Identify every line in the records below that contains the word "items", and reproduce each one.

----- RECORDS FOR THIS TASK

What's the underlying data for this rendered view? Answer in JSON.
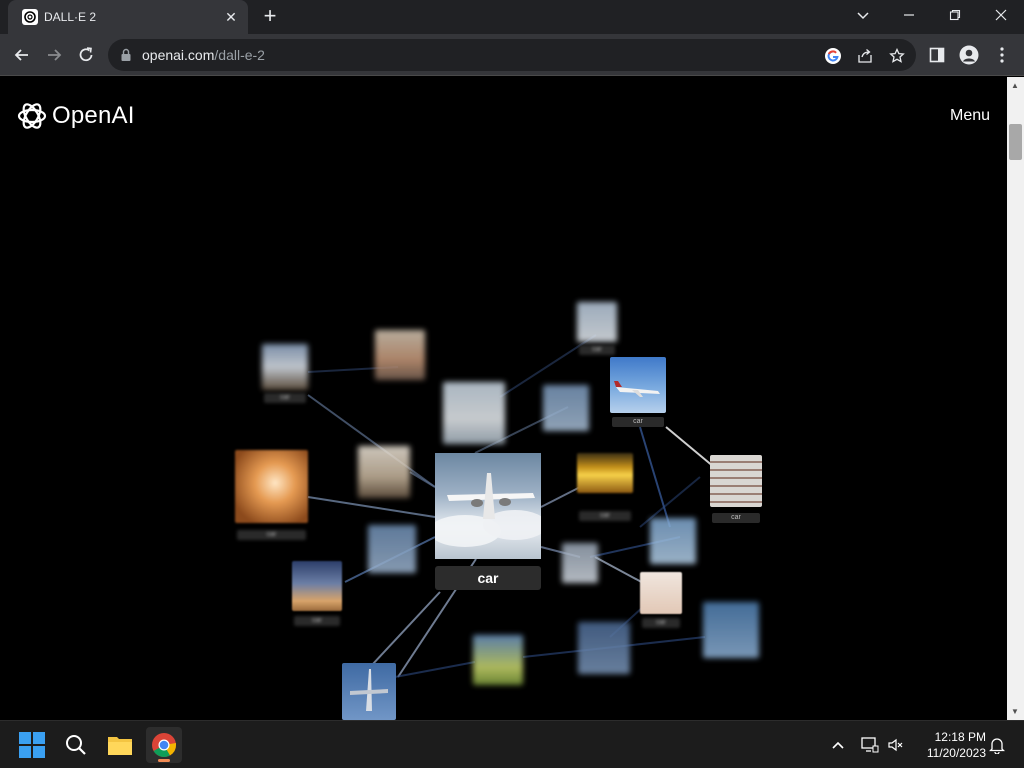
{
  "browser": {
    "tab_title": "DALL·E 2",
    "url_host": "openai.com",
    "url_path": "/dall-e-2",
    "tab_close": "✕",
    "new_tab": "+"
  },
  "page": {
    "brand": "OpenAI",
    "menu_label": "Menu",
    "center_label": "car",
    "mini_label": "car"
  },
  "taskbar": {
    "time": "12:18 PM",
    "date": "11/20/2023"
  },
  "colors": {
    "chrome_dark": "#202124",
    "chrome_toolbar": "#35363a",
    "page_bg": "#000000",
    "taskbar_bg": "#1c1c1c",
    "chrome_indicator": "#f28b54"
  }
}
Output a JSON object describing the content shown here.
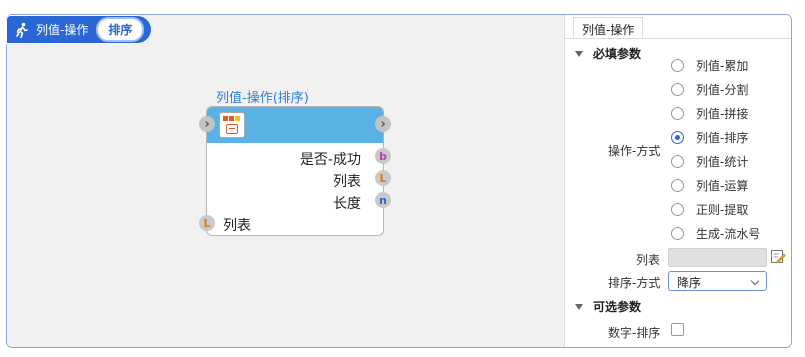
{
  "header": {
    "title": "列值-操作",
    "badge": "排序",
    "icon": "running-person-icon"
  },
  "node": {
    "title": "列值-操作(排序)",
    "outputs": [
      {
        "label": "是否-成功",
        "type": "b",
        "color": "#b142b8"
      },
      {
        "label": "列表",
        "type": "L",
        "color": "#e07b1f"
      },
      {
        "label": "长度",
        "type": "n",
        "color": "#2b66d6"
      }
    ],
    "inputs": [
      {
        "label": "列表",
        "type": "L",
        "color": "#e07b1f"
      }
    ]
  },
  "panel": {
    "tab": "列值-操作",
    "required_section": "必填参数",
    "optional_section": "可选参数",
    "operation_label": "操作-方式",
    "operations": [
      {
        "label": "列值-累加",
        "selected": false
      },
      {
        "label": "列值-分割",
        "selected": false
      },
      {
        "label": "列值-拼接",
        "selected": false
      },
      {
        "label": "列值-排序",
        "selected": true
      },
      {
        "label": "列值-统计",
        "selected": false
      },
      {
        "label": "列值-运算",
        "selected": false
      },
      {
        "label": "正则-提取",
        "selected": false
      },
      {
        "label": "生成-流水号",
        "selected": false
      }
    ],
    "list_label": "列表",
    "list_value": "",
    "sort_label": "排序-方式",
    "sort_value": "降序",
    "numeric_sort_label": "数字-排序",
    "numeric_sort_checked": false
  }
}
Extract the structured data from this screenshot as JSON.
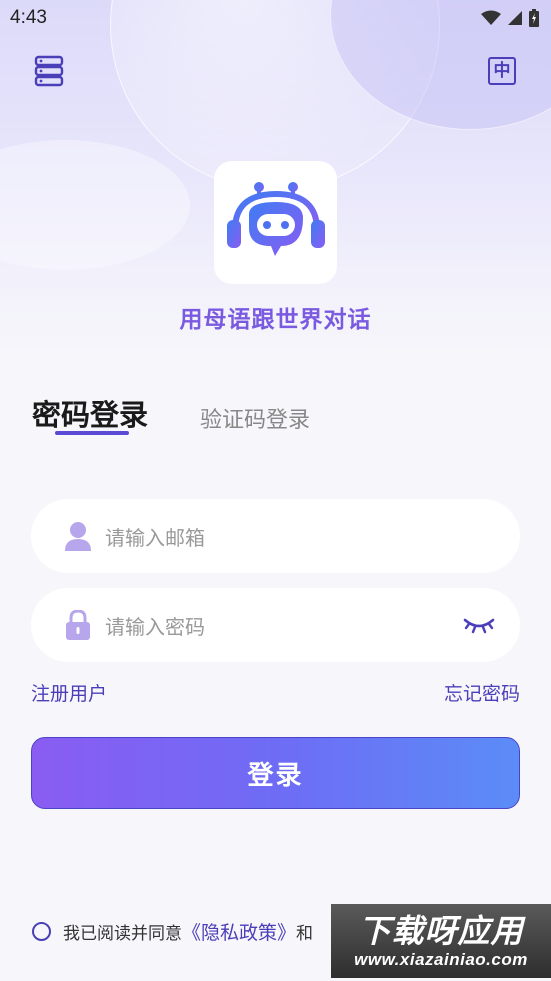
{
  "status_bar": {
    "time": "4:43",
    "icons": [
      "wifi-icon",
      "signal-icon",
      "battery-icon"
    ]
  },
  "header": {
    "left_icon": "server-list-icon",
    "right_icon_label": "中"
  },
  "branding": {
    "logo_icon": "robot-headphones-icon",
    "slogan": "用母语跟世界对话"
  },
  "tabs": [
    {
      "label": "密码登录",
      "active": true
    },
    {
      "label": "验证码登录",
      "active": false
    }
  ],
  "form": {
    "email_placeholder": "请输入邮箱",
    "password_placeholder": "请输入密码"
  },
  "links": {
    "register": "注册用户",
    "forgot": "忘记密码"
  },
  "login_button": "登录",
  "agreement": {
    "prefix": "我已阅读并同意",
    "policy": "《隐私政策》",
    "and": "和"
  },
  "watermark": {
    "main": "下载呀应用",
    "sub": "www.xiazainiao.com"
  },
  "colors": {
    "accent": "#5a4ad6",
    "link": "#4a3fb8",
    "slogan": "#7a5ae0",
    "button_start": "#8a5cf2",
    "button_end": "#5b8cf7"
  }
}
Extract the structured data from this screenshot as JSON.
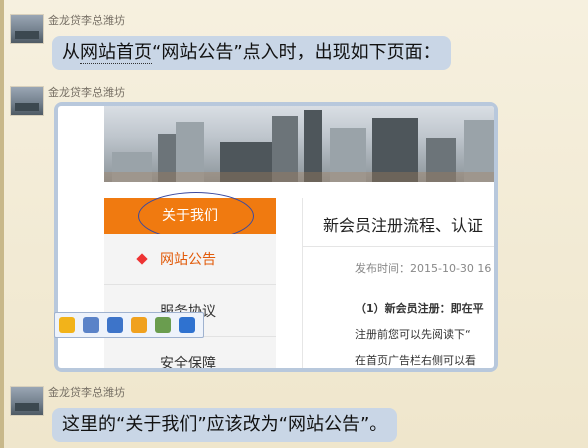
{
  "messages": [
    {
      "sender": "金龙贷李总潍坊",
      "text_pre": "从",
      "text_link": "网站首页",
      "text_post": "“网站公告”点入时，出现如下页面："
    },
    {
      "sender": "金龙贷李总潍坊"
    },
    {
      "sender": "金龙贷李总潍坊",
      "text": "这里的“关于我们”应该改为“网站公告”。"
    }
  ],
  "screenshot": {
    "nav": {
      "about_label": "关于我们",
      "items": [
        {
          "label": "网站公告"
        },
        {
          "label": "服务协议"
        },
        {
          "label": "安全保障"
        }
      ]
    },
    "article": {
      "title": "新会员注册流程、认证",
      "meta": "发布时间：2015-10-30 16",
      "lines": [
        "（1）新会员注册：即在平",
        "注册前您可以先阅读下“",
        "在首页广告栏右侧可以看"
      ]
    }
  },
  "toolbar": {
    "icons": [
      "emoji-icon",
      "save-icon",
      "screen-icon",
      "smile-icon",
      "image-icon",
      "bookmark-icon"
    ],
    "colors": [
      "#f2b31a",
      "#5b83c8",
      "#3d74c9",
      "#f0a11f",
      "#6a9d4f",
      "#2f72d0"
    ]
  },
  "colors": {
    "bubble": "#c9d6e6",
    "nav_active": "#f07a10",
    "annotation_circle": "#3b4aa0"
  }
}
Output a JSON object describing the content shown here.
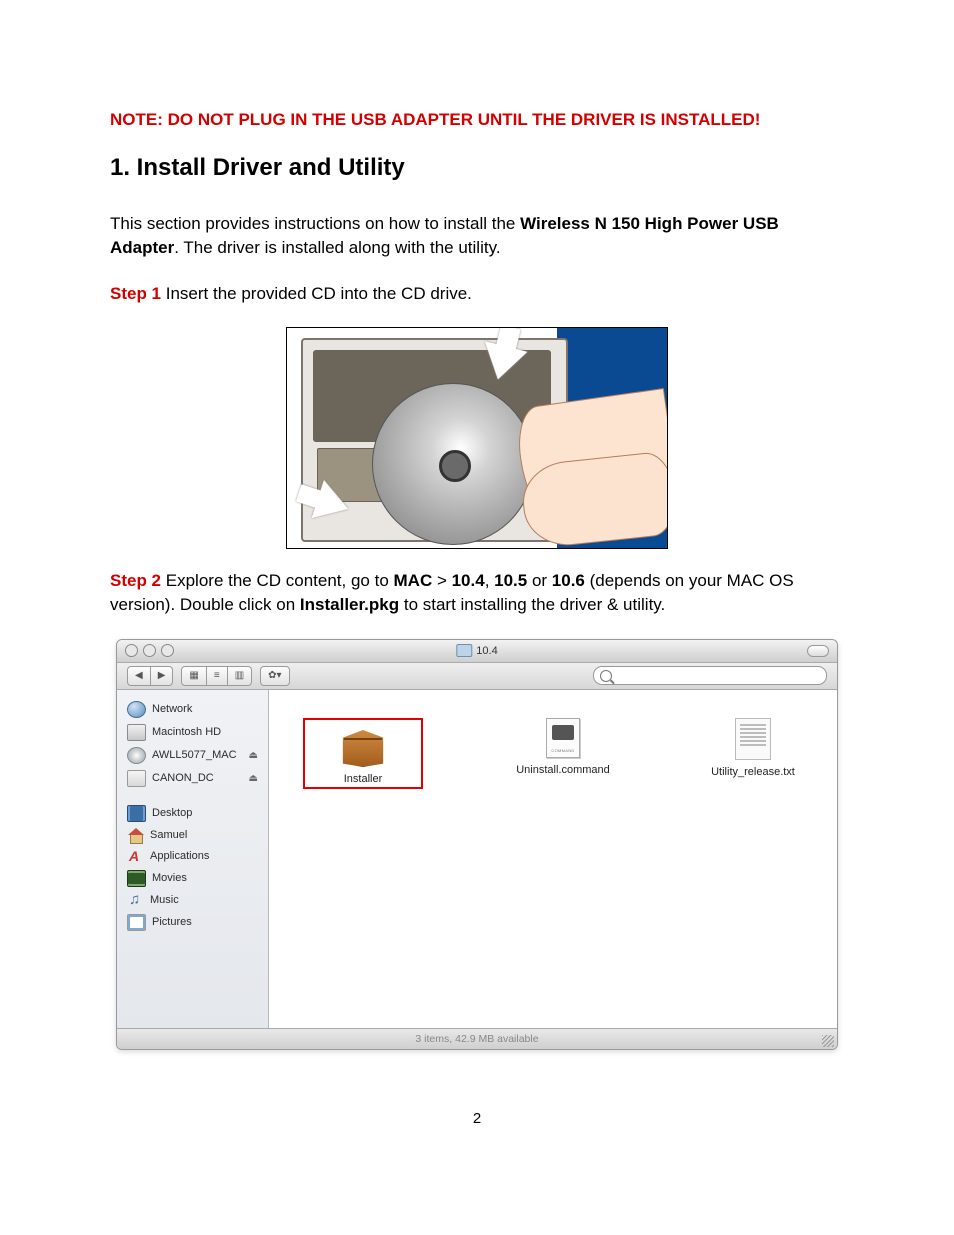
{
  "note": "NOTE: DO NOT PLUG IN THE USB ADAPTER UNTIL THE DRIVER IS INSTALLED!",
  "heading": "1. Install Driver and Utility",
  "intro_pre": "This section provides instructions on how to install the ",
  "intro_bold": "Wireless N 150 High Power USB Adapter",
  "intro_post": ". The driver is installed along with the utility.",
  "step1_label": "Step 1",
  "step1_text": " Insert the provided CD into the CD drive.",
  "step2_label": "Step 2",
  "step2_a": " Explore the CD content, go to ",
  "step2_mac": "MAC",
  "step2_gt": " > ",
  "step2_v1": "10.4",
  "step2_c1": ", ",
  "step2_v2": "10.5",
  "step2_or": " or ",
  "step2_v3": "10.6",
  "step2_b": " (depends on your MAC OS version). Double click on ",
  "step2_pkg": "Installer.pkg",
  "step2_c": " to start installing the driver & utility.",
  "finder": {
    "title": "10.4",
    "sidebar": {
      "devices": [
        {
          "label": "Network",
          "icon": "network",
          "eject": false
        },
        {
          "label": "Macintosh HD",
          "icon": "hdd",
          "eject": false
        },
        {
          "label": "AWLL5077_MAC",
          "icon": "cd",
          "eject": true
        },
        {
          "label": "CANON_DC",
          "icon": "fw",
          "eject": true
        }
      ],
      "places": [
        {
          "label": "Desktop",
          "icon": "desktop"
        },
        {
          "label": "Samuel",
          "icon": "home"
        },
        {
          "label": "Applications",
          "icon": "apps"
        },
        {
          "label": "Movies",
          "icon": "movies"
        },
        {
          "label": "Music",
          "icon": "music"
        },
        {
          "label": "Pictures",
          "icon": "pictures"
        }
      ]
    },
    "files": [
      {
        "label": "Installer",
        "type": "pkg",
        "highlighted": true
      },
      {
        "label": "Uninstall.command",
        "type": "cmd",
        "highlighted": false
      },
      {
        "label": "Utility_release.txt",
        "type": "txt",
        "highlighted": false
      }
    ],
    "status": "3 items, 42.9 MB available"
  },
  "page_number": "2"
}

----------

§ **RESPONSE TO THIS EXERCISE**:
      "items": [
    "status": "3 items, 42.9 MB available"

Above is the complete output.